Under Development: Add-In Sleeves

The 2020 Recovery portfolio introduced earlier this year has performed well, but switching to it was too abrupt for many subscribers. The switch would have changed the overall risk profile of their accounts to much for comfort.

I am developing a method to move more gradually into this type of special situation investment. I am creating what I am calling “Add-In Sleeves,” which a subscriber can combine with their current model portfolio in a more gradual way over time. Recall that our model portfolios have “sg” numbers, which refers to sleeve groups, such as the Diamond-Onyx Mix. “Diamond” is one sleeve. “Onyx” is another. I am making it easier for users to add an additional sleeve of their choice.

One add-in sleeve is the “2020 Recovery” sleeve. This is very similar to the 2020 Recovery Portfolio that has been in the publications for several months.

Another add-in sleeve what I call the “Emerald Innovation” sleeve. This is useful for subscribers wanting to invest in longer term mega trends such as the decarbonization of energy and technological innovation.

Users can add one of these sleeves to the current model portfolio using a modified Shares-to-Trade worksheet. They can add, say, 5% or 10% of their account into these sleeves and change this amount over time if desired.

Thus, if you currently use Diamond (sg131) and would like to add in the 2020 Recovery sleeve, you can easily do so. I will describe these sdd-in sleeves after further development over the next few weeks.

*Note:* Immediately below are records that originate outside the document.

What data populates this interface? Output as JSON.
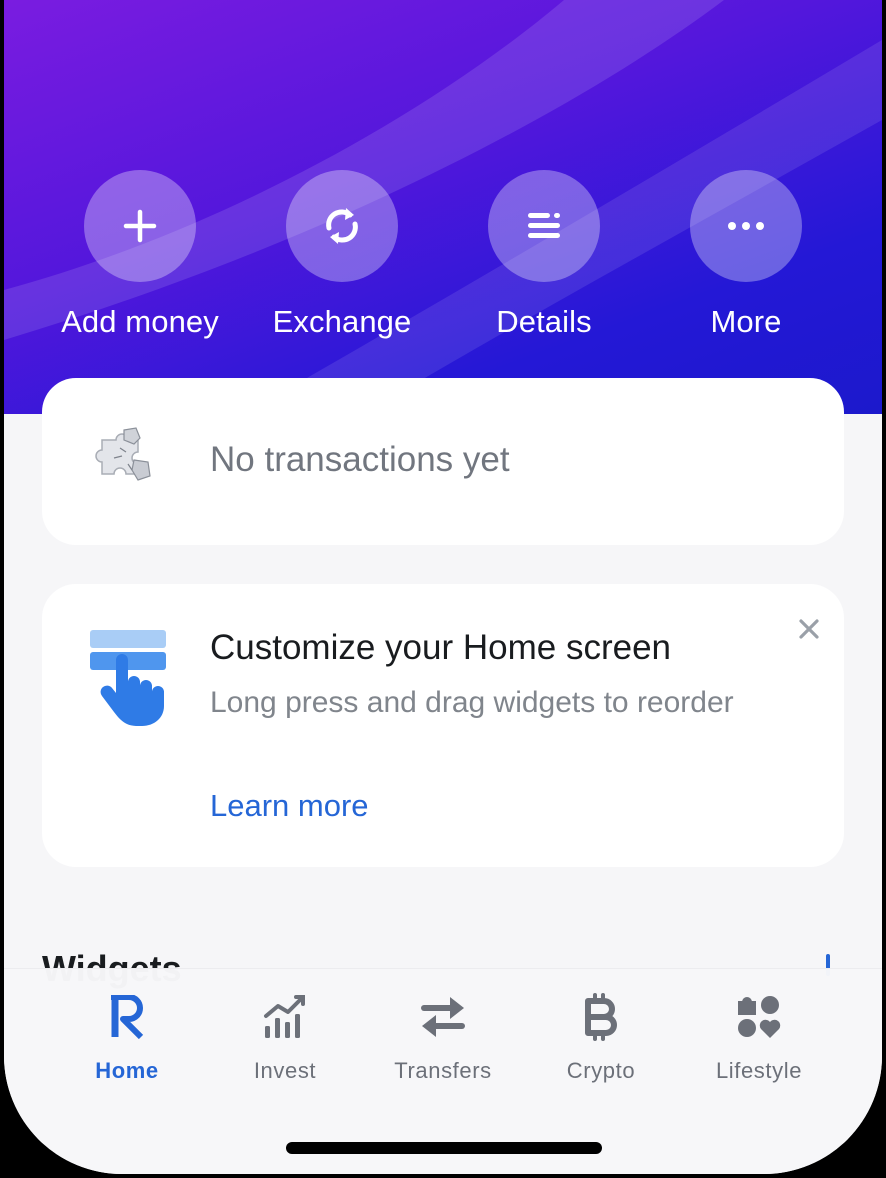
{
  "actions": [
    {
      "label": "Add money",
      "icon": "plus-icon"
    },
    {
      "label": "Exchange",
      "icon": "exchange-icon"
    },
    {
      "label": "Details",
      "icon": "details-icon"
    },
    {
      "label": "More",
      "icon": "more-icon"
    }
  ],
  "transactions": {
    "empty_text": "No transactions yet",
    "icon": "puzzle-icon"
  },
  "customize_card": {
    "title": "Customize your Home screen",
    "description": "Long press and drag widgets to reorder",
    "link": "Learn more",
    "icon": "drag-widget-icon"
  },
  "widgets": {
    "heading": "Widgets"
  },
  "tabbar": {
    "active": "Home",
    "items": [
      {
        "label": "Home",
        "icon": "revolut-r-icon"
      },
      {
        "label": "Invest",
        "icon": "invest-chart-icon"
      },
      {
        "label": "Transfers",
        "icon": "transfers-icon"
      },
      {
        "label": "Crypto",
        "icon": "bitcoin-icon"
      },
      {
        "label": "Lifestyle",
        "icon": "lifestyle-icon"
      }
    ]
  },
  "colors": {
    "accent": "#2566d6",
    "hero_start": "#7a1ce0",
    "hero_end": "#1c19cc",
    "background": "#f6f6f8"
  }
}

Please note that these new capabilities will not require you to change what you are doing.

J